3.) Family First, always! We are loosening our expectations during meeting times. Actually, we’ve thrown away the pre-Covid meeting playbook! Employees have our blessing to have kids present during both internal and external meetings, and/or attend to their kids’ needs on calls by muting their video and stepping away from the camera to tend to their family during this time. We have one employee who has an infant who still sleeps a lot, so we’ve told her it’s totally fine to have her baby in her arms or hold her in a front pack while on calls, and just mute if the baby gets loud or starts to cry.
4.) Safety at home: Mike and I wanted to do something special to help make this time a little less challenging and stressful. We purchased a year subscription for each of our employees to either Shipt or Instacart for grocery delivery. We hope this small gesture will alleviate stress and time of having to drive to the store, juggle kids/family, work, and also alleviate the need to have to leave the house and potentially feel unsafe by doing so.
5.) Exercise and a little competition: We are a fully remote team to begin with, so working from home is not new to us…but these circumstances are certainly challenging. We set-up a Slack channel in which our team is participating in a 30-day challenge (we’re doing Squats!) with a prize at the end.
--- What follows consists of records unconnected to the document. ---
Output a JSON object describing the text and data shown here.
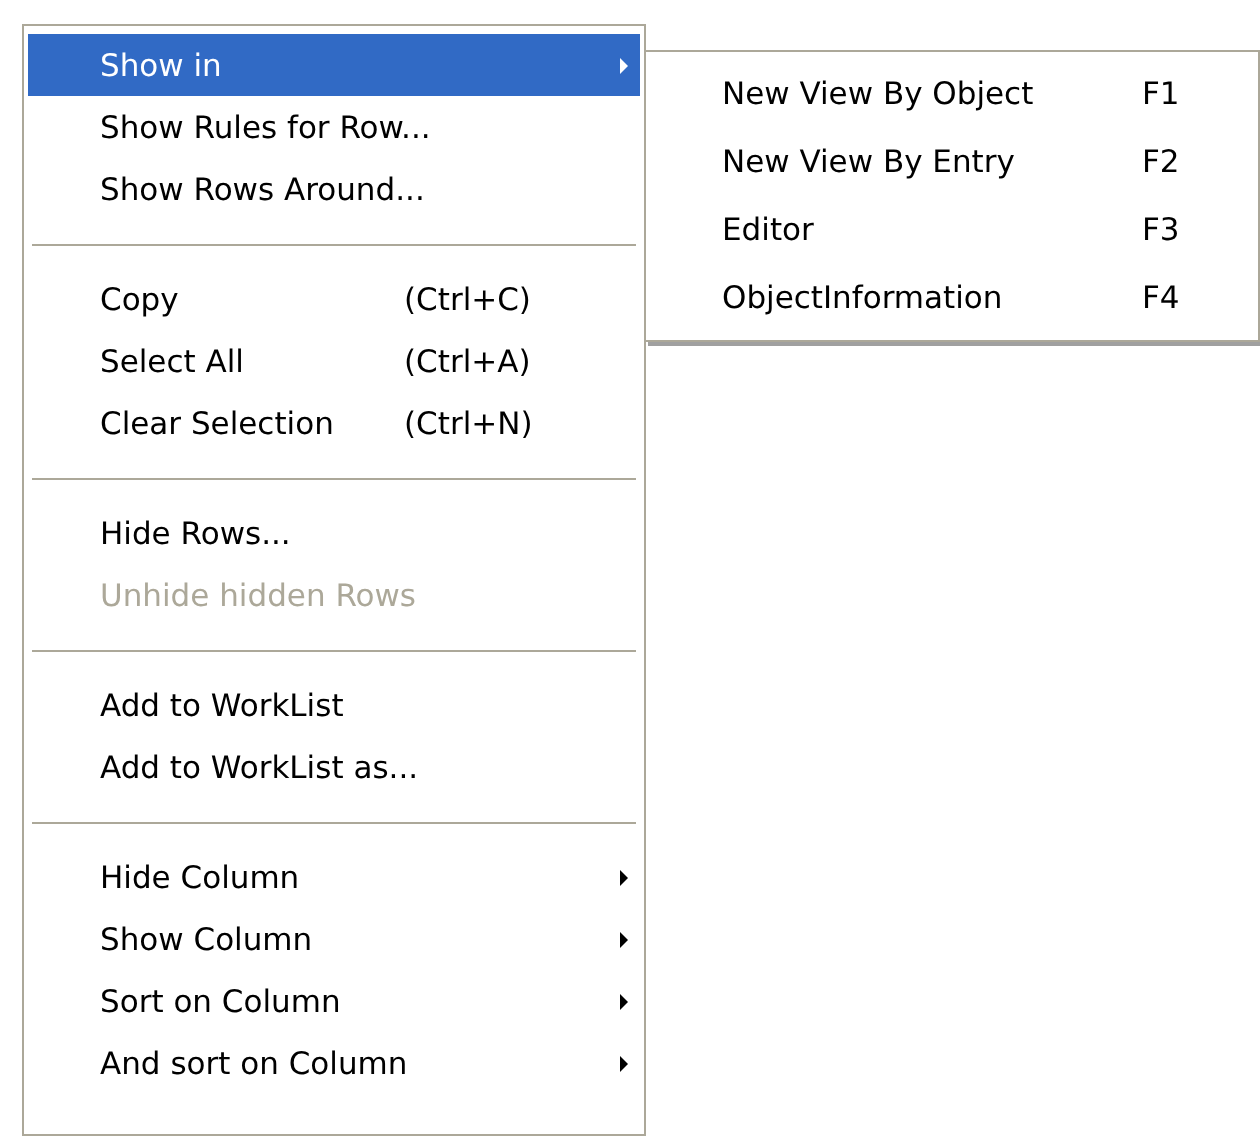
{
  "menu": {
    "items": [
      {
        "kind": "item",
        "label": "Show in",
        "selected": true,
        "disabled": false,
        "submenu": true
      },
      {
        "kind": "item",
        "label": "Show Rules for Row...",
        "selected": false,
        "disabled": false,
        "submenu": false
      },
      {
        "kind": "item",
        "label": "Show Rows Around...",
        "selected": false,
        "disabled": false,
        "submenu": false
      },
      {
        "kind": "separator"
      },
      {
        "kind": "item",
        "label": "Copy",
        "shortcut": "(Ctrl+C)",
        "selected": false,
        "disabled": false,
        "submenu": false
      },
      {
        "kind": "item",
        "label": "Select All",
        "shortcut": "(Ctrl+A)",
        "selected": false,
        "disabled": false,
        "submenu": false
      },
      {
        "kind": "item",
        "label": "Clear Selection",
        "shortcut": "(Ctrl+N)",
        "selected": false,
        "disabled": false,
        "submenu": false
      },
      {
        "kind": "separator"
      },
      {
        "kind": "item",
        "label": "Hide Rows...",
        "selected": false,
        "disabled": false,
        "submenu": false
      },
      {
        "kind": "item",
        "label": "Unhide hidden Rows",
        "selected": false,
        "disabled": true,
        "submenu": false
      },
      {
        "kind": "separator"
      },
      {
        "kind": "item",
        "label": "Add to WorkList",
        "selected": false,
        "disabled": false,
        "submenu": false
      },
      {
        "kind": "item",
        "label": "Add to WorkList as...",
        "selected": false,
        "disabled": false,
        "submenu": false
      },
      {
        "kind": "separator"
      },
      {
        "kind": "item",
        "label": "Hide Column",
        "selected": false,
        "disabled": false,
        "submenu": true
      },
      {
        "kind": "item",
        "label": "Show Column",
        "selected": false,
        "disabled": false,
        "submenu": true
      },
      {
        "kind": "item",
        "label": "Sort on Column",
        "selected": false,
        "disabled": false,
        "submenu": true
      },
      {
        "kind": "item",
        "label": "And sort on Column",
        "selected": false,
        "disabled": false,
        "submenu": true
      }
    ]
  },
  "submenu": {
    "items": [
      {
        "kind": "item",
        "label": "New View By Object",
        "shortcut": "F1",
        "selected": false,
        "disabled": false,
        "submenu": false
      },
      {
        "kind": "item",
        "label": "New View By Entry",
        "shortcut": "F2",
        "selected": false,
        "disabled": false,
        "submenu": false
      },
      {
        "kind": "item",
        "label": "Editor",
        "shortcut": "F3",
        "selected": false,
        "disabled": false,
        "submenu": false
      },
      {
        "kind": "item",
        "label": "ObjectInformation",
        "shortcut": "F4",
        "selected": false,
        "disabled": false,
        "submenu": false
      }
    ]
  }
}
Once that challenge is up, we’ll pick a new one and start again, for as long as the team wants and/or as long as we have to be practicing social distancing.
6.) A little bit of fun and downtime: We scheduled weekly (virtual) Happy Hours through the end of April with our team and a number of the contractors and freelancers we work with. The idea is to get everyone together and talk about everything but work! Just a fun online hangout. No agendas, no set topics. Whatever anyone wants to bring to the table. One of our employees loves to cook, so she said she would gladly do a cooking show for the rest of the group!
7.) Surprise and Delight: Randomly, we sent our team a box of gourmet cookies (via Amazon). And the other day, we sent everyone a $10 gift card to Starbucks. And throughout the next few weeks (and possibly months), we’ll have a few other surprises up our sleeves.
8.) Compassion through helping others: As a business, we are offering free marketing consultations to any small business that would like to talk through marketing decisions/struggles during this time. Completely free, no strings attached. Just doing our part to help other small businesses that are really struggling right now: https://www.linkedin.com/feed/update/urn:li:activity:6646057580760223744
9.) Leadership and curiosity even in the dark: We are also doing an informal survey among business and marketing leaders around marketing and spending this time, and once we collect enough data, we’ll make the findings available and public to anyone on LinkedIn: https://www.linkedin.com/feed/update/urn:li:activity:6645404899653795840